June 19, 2010
[caption id="attachment_708" align="alignleft" width="300" caption="A thermometer showing oil temperature of 379°. Note that we are past the smoke point of olive oil (375°), which I normally use, but mercifully short of the smoke point of canola oil (at least 464°), which I was using when this picture was taken."][/caption]
Up until recently, the same sequence of events would occur every time I fried in my cast iron pan.
I’d get the pan nice and hot.
I’d add some oil.
The oil burned, filling the kitchen with acrid smoke.
I’d throw the oil out, scrub out the pan, wait for it to cool a bit, and try again at Step 1.
But last time I fried, I realized that this was senseless. Every type of oil has a known “smoke point”, though this can vary a little bit, and reusing oil will also decrease its smoke point by ten degrees or so for each reuse.

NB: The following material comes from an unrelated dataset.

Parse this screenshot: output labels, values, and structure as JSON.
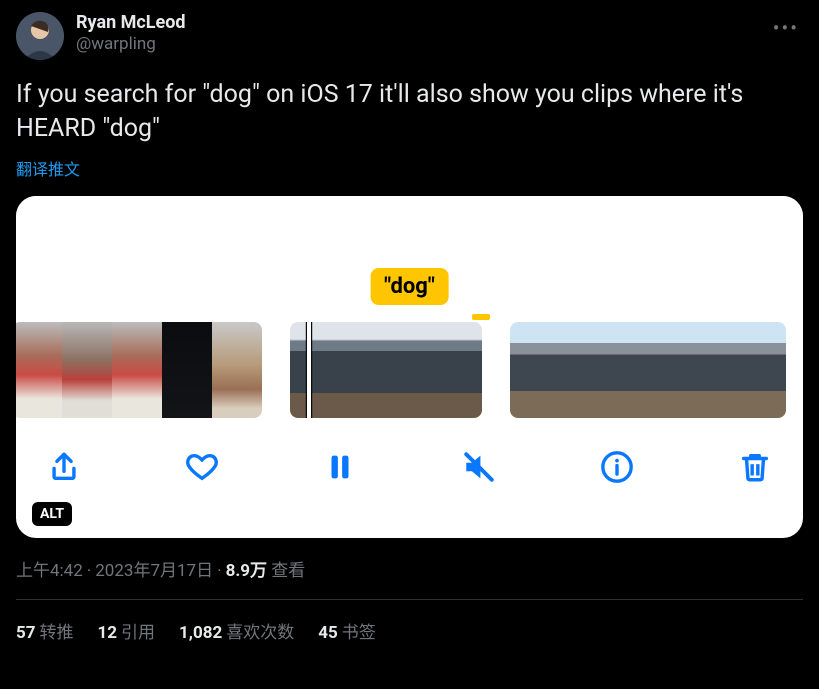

At the smoke point, several things consistently happen. According to Wikipedia, the oil breaks down into glycerol (also known as glycerine, which shows up all over the place in food) and free fatty acids. The glycerol breaks down into acrolein. Acrolein is responsible for the distinctive smell of burnt oil (and indeed its name is from Latin acer, meaning “sharp” or “acrid”, plus olere, “to smell”, compare English olfactory).
So how could I avoid exceeding the smoke point?
Start using a thermometer, duh.
Use the right oil. Not knowing about the smoke point, I figured I may as well use olive oil as canola oil, which most recipes call for. But not only does olive oil impart a particular taste to the food, which may or may not be desirable, it also has a smoke point that is almost a hundred degrees lower (375° vs 464°).
Once I made these changes, things started to go a lot more smoothly. Ah, measurement. Is there anything you can’t do?